### Work order
Type out every line below exactly as it reads.
---- Extracted information
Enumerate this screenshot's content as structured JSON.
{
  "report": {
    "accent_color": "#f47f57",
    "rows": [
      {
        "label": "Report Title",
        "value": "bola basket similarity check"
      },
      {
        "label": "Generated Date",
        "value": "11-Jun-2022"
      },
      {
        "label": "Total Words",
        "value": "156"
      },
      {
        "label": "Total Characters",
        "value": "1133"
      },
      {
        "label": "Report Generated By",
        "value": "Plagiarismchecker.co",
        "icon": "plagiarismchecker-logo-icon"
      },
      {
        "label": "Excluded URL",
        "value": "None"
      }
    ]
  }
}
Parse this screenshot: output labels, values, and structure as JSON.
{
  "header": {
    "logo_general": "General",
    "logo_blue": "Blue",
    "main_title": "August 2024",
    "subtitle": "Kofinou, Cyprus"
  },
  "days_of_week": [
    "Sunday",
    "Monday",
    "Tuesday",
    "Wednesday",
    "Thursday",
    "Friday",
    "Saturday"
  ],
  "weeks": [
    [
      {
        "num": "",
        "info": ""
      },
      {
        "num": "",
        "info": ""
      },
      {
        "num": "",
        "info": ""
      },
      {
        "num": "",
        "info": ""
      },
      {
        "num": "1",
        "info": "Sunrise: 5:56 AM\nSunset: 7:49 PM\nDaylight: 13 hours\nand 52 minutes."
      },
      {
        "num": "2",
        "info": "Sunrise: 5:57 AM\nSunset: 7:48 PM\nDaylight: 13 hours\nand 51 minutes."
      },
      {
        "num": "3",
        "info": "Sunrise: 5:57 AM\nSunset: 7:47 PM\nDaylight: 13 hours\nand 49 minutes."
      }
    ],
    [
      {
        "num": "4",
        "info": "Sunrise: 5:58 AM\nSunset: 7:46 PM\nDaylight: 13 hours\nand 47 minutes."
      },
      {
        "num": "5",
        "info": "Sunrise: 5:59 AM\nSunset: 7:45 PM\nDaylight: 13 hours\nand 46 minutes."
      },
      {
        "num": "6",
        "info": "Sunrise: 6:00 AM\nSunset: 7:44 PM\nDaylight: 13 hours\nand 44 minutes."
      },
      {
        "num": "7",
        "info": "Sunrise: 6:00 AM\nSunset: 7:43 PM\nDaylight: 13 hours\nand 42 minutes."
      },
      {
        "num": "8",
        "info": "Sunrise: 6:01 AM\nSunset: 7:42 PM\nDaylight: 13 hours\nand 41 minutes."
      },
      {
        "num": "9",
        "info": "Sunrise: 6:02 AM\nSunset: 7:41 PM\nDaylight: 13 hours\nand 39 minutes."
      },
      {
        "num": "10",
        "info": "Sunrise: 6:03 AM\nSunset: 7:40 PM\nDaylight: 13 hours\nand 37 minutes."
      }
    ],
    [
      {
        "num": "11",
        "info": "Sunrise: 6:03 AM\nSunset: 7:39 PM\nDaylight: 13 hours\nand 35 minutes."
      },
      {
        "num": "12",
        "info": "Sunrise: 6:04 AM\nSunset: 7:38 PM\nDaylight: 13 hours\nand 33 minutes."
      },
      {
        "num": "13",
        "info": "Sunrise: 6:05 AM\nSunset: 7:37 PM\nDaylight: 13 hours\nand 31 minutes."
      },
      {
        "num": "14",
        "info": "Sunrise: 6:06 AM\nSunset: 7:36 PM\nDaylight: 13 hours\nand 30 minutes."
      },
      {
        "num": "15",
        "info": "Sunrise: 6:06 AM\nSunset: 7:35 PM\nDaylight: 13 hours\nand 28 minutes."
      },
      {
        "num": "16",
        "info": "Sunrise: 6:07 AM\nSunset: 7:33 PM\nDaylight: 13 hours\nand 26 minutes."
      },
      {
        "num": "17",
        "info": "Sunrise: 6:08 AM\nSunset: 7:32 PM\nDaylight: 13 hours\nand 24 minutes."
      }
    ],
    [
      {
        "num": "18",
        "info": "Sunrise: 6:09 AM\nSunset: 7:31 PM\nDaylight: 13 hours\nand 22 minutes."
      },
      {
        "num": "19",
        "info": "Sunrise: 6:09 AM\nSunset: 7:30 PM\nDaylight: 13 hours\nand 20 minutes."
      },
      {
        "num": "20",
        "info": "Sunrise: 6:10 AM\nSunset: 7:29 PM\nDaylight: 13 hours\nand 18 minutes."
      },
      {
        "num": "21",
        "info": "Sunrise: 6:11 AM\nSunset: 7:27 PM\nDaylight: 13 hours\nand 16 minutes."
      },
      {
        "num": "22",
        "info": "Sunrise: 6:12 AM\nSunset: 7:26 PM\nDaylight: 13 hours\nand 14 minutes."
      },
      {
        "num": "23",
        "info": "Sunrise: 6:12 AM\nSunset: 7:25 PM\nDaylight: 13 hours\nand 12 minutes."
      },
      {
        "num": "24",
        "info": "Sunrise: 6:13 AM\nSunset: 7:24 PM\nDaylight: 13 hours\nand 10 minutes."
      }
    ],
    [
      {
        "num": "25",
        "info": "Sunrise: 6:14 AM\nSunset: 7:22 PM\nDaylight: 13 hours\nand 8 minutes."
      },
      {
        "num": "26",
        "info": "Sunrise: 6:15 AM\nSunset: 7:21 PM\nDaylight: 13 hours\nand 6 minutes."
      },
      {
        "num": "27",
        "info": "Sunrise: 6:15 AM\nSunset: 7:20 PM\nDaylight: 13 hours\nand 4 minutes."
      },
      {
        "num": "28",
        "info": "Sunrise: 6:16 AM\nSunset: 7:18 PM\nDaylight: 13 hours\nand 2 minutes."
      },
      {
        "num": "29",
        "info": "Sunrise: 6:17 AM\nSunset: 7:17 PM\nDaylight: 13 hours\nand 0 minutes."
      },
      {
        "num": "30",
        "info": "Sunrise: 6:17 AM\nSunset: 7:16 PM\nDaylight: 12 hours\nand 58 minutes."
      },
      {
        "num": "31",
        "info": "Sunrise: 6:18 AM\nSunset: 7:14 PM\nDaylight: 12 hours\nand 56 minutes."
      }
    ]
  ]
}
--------
### Result
Enumerate this screenshot's content as structured JSON.
{
  "report": {
    "accent_color": "#f47f57",
    "rows": [
      {
        "label": "Report Title",
        "value": "bola basket similarity check"
      },
      {
        "label": "Generated Date",
        "value": "11-Jun-2022"
      },
      {
        "label": "Total Words",
        "value": "156"
      },
      {
        "label": "Total Characters",
        "value": "1133"
      },
      {
        "label": "Report Generated By",
        "value": "Plagiarismchecker.co",
        "icon": "plagiarismchecker-logo-icon"
      },
      {
        "label": "Excluded URL",
        "value": "None"
      }
    ]
  }
}
Parse this screenshot: output labels, values, and structure as JSON.
{
  "header": {
    "logo_general": "General",
    "logo_blue": "Blue",
    "main_title": "August 2024",
    "subtitle": "Kofinou, Cyprus"
  },
  "days_of_week": [
    "Sunday",
    "Monday",
    "Tuesday",
    "Wednesday",
    "Thursday",
    "Friday",
    "Saturday"
  ],
  "weeks": [
    [
      {
        "num": "",
        "info": ""
      },
      {
        "num": "",
        "info": ""
      },
      {
        "num": "",
        "info": ""
      },
      {
        "num": "",
        "info": ""
      },
      {
        "num": "1",
        "info": "Sunrise: 5:56 AM\nSunset: 7:49 PM\nDaylight: 13 hours\nand 52 minutes."
      },
      {
        "num": "2",
        "info": "Sunrise: 5:57 AM\nSunset: 7:48 PM\nDaylight: 13 hours\nand 51 minutes."
      },
      {
        "num": "3",
        "info": "Sunrise: 5:57 AM\nSunset: 7:47 PM\nDaylight: 13 hours\nand 49 minutes."
      }
    ],
    [
      {
        "num": "4",
        "info": "Sunrise: 5:58 AM\nSunset: 7:46 PM\nDaylight: 13 hours\nand 47 minutes."
      },
      {
        "num": "5",
        "info": "Sunrise: 5:59 AM\nSunset: 7:45 PM\nDaylight: 13 hours\nand 46 minutes."
      },
      {
        "num": "6",
        "info": "Sunrise: 6:00 AM\nSunset: 7:44 PM\nDaylight: 13 hours\nand 44 minutes."
      },
      {
        "num": "7",
        "info": "Sunrise: 6:00 AM\nSunset: 7:43 PM\nDaylight: 13 hours\nand 42 minutes."
      },
      {
        "num": "8",
        "info": "Sunrise: 6:01 AM\nSunset: 7:42 PM\nDaylight: 13 hours\nand 41 minutes."
      },
      {
        "num": "9",
        "info": "Sunrise: 6:02 AM\nSunset: 7:41 PM\nDaylight: 13 hours\nand 39 minutes."
      },
      {
        "num": "10",
        "info": "Sunrise: 6:03 AM\nSunset: 7:40 PM\nDaylight: 13 hours\nand 37 minutes."
      }
    ],
    [
      {
        "num": "11",
        "info": "Sunrise: 6:03 AM\nSunset: 7:39 PM\nDaylight: 13 hours\nand 35 minutes."
      },
      {
        "num": "12",
        "info": "Sunrise: 6:04 AM\nSunset: 7:38 PM\nDaylight: 13 hours\nand 33 minutes."
      },
      {
        "num": "13",
        "info": "Sunrise: 6:05 AM\nSunset: 7:37 PM\nDaylight: 13 hours\nand 31 minutes."
      },
      {
        "num": "14",
        "info": "Sunrise: 6:06 AM\nSunset: 7:36 PM\nDaylight: 13 hours\nand 30 minutes."
      },
      {
        "num": "15",
        "info": "Sunrise: 6:06 AM\nSunset: 7:35 PM\nDaylight: 13 hours\nand 28 minutes."
      },
      {
        "num": "16",
        "info": "Sunrise: 6:07 AM\nSunset: 7:33 PM\nDaylight: 13 hours\nand 26 minutes."
      },
      {
        "num": "17",
        "info": "Sunrise: 6:08 AM\nSunset: 7:32 PM\nDaylight: 13 hours\nand 24 minutes."
      }
    ],
    [
      {
        "num": "18",
        "info": "Sunrise: 6:09 AM\nSunset: 7:31 PM\nDaylight: 13 hours\nand 22 minutes."
      },
      {
        "num": "19",
        "info": "Sunrise: 6:09 AM\nSunset: 7:30 PM\nDaylight: 13 hours\nand 20 minutes."
      },
      {
        "num": "20",
        "info": "Sunrise: 6:10 AM\nSunset: 7:29 PM\nDaylight: 13 hours\nand 18 minutes."
      },
      {
        "num": "21",
        "info": "Sunrise: 6:11 AM\nSunset: 7:27 PM\nDaylight: 13 hours\nand 16 minutes."
      },
      {
        "num": "22",
        "info": "Sunrise: 6:12 AM\nSunset: 7:26 PM\nDaylight: 13 hours\nand 14 minutes."
      },
      {
        "num": "23",
        "info": "Sunrise: 6:12 AM\nSunset: 7:25 PM\nDaylight: 13 hours\nand 12 minutes."
      },
      {
        "num": "24",
        "info": "Sunrise: 6:13 AM\nSunset: 7:24 PM\nDaylight: 13 hours\nand 10 minutes."
      }
    ],
    [
      {
        "num": "25",
        "info": "Sunrise: 6:14 AM\nSunset: 7:22 PM\nDaylight: 13 hours\nand 8 minutes."
      },
      {
        "num": "26",
        "info": "Sunrise: 6:15 AM\nSunset: 7:21 PM\nDaylight: 13 hours\nand 6 minutes."
      },
      {
        "num": "27",
        "info": "Sunrise: 6:15 AM\nSunset: 7:20 PM\nDaylight: 13 hours\nand 4 minutes."
      },
      {
        "num": "28",
        "info": "Sunrise: 6:16 AM\nSunset: 7:18 PM\nDaylight: 13 hours\nand 2 minutes."
      },
      {
        "num": "29",
        "info": "Sunrise: 6:17 AM\nSunset: 7:17 PM\nDaylight: 13 hours\nand 0 minutes."
      },
      {
        "num": "30",
        "info": "Sunrise: 6:17 AM\nSunset: 7:16 PM\nDaylight: 12 hours\nand 58 minutes."
      },
      {
        "num": "31",
        "info": "Sunrise: 6:18 AM\nSunset: 7:14 PM\nDaylight: 12 hours\nand 56 minutes."
      }
    ]
  ]
}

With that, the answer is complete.